  1. Peas. Just train them up a trellis, fence, or tuteur, let them grow, then let dry on the vine—instant pea seeds for next year’s planting. Every gardener (even kids!) can do this, and it’s fun to pop the dried peas out of their shells mid-summer.
  2. Beans. Incredibly beautiful seeds dry right on the bush, vine, or pole. Harvest when pods are dry but before they crack open and scatter their contents. Do a little reading beforehand, as there are many different types and varieties of beans.
  3. Lettuce. All lettuce likes it cool outside. Once summer’s heat kicks in, lettuce bolts, then sets hundreds and hundreds of seeds per plant. Harvesting is easy, though: slip a bag over the seedhead and tie it in place. Once seed has set and dried, just clip the stalk, invert the bag, and shake seed loose. Instant storage, too!

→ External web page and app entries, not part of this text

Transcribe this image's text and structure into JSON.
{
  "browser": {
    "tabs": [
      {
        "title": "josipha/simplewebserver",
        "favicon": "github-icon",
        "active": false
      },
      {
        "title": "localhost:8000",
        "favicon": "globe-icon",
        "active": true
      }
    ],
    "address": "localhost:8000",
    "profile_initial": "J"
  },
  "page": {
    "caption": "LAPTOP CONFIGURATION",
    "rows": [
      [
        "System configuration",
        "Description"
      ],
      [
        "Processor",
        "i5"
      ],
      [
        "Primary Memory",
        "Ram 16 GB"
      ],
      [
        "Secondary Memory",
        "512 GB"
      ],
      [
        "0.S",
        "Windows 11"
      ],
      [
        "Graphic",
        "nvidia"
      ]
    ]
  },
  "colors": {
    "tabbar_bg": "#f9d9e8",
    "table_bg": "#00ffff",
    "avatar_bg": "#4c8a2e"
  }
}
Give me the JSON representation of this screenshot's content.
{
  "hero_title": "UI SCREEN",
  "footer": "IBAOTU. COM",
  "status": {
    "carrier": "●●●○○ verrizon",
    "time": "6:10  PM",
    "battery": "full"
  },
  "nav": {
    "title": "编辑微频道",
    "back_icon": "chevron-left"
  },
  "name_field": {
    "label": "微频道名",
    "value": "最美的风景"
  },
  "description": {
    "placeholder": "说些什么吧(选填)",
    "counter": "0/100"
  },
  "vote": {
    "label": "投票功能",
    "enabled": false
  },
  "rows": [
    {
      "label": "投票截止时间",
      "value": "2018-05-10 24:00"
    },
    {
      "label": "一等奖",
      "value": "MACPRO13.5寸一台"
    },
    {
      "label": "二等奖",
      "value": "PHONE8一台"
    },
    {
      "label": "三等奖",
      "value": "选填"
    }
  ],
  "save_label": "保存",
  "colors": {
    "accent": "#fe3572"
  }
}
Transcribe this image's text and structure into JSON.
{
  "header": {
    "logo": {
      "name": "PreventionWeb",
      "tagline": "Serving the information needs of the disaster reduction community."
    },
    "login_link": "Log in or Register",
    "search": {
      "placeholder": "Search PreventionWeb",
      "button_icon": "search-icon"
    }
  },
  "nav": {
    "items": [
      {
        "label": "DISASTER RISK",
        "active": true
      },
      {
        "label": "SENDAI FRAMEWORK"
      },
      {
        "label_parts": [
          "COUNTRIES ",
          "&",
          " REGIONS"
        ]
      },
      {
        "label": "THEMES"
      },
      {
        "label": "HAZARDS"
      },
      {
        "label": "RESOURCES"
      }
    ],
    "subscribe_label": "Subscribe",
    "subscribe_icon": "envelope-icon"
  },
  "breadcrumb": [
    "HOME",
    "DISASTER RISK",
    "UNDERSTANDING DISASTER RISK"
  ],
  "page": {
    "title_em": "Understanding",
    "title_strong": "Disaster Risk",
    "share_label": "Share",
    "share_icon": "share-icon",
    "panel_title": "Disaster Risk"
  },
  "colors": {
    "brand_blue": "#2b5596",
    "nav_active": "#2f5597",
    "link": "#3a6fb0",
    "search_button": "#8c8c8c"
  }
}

  4. Tomatoes. As everyone who’s ever bitten into a fresh tomato knows, there’s goo around the seeds in the center. How best to separate out the seeds? Talk to our tomato experts at the Seed Swap, and check out this blog post.
  5. Parsley. Like lettuce, parsley eventually bolts and sets seeds that are easy to collect in a bag. Unlike lettuce, the process takes two years, which can seem…challenging. It’s actually quite simple: Let your parsley plant grow (try not to harvest TOO much from it) straight through ‘til fall. The leaves will yellow and wilt. As winter arrives, mulch the plant lightly with straw or leaves. The following spring, the plant will re-energize, sending up flower shoots that set many tiny, poppy seed-sized seeds. Harvest as above for lettuce. 

©2013 Chicago Botanic Garden and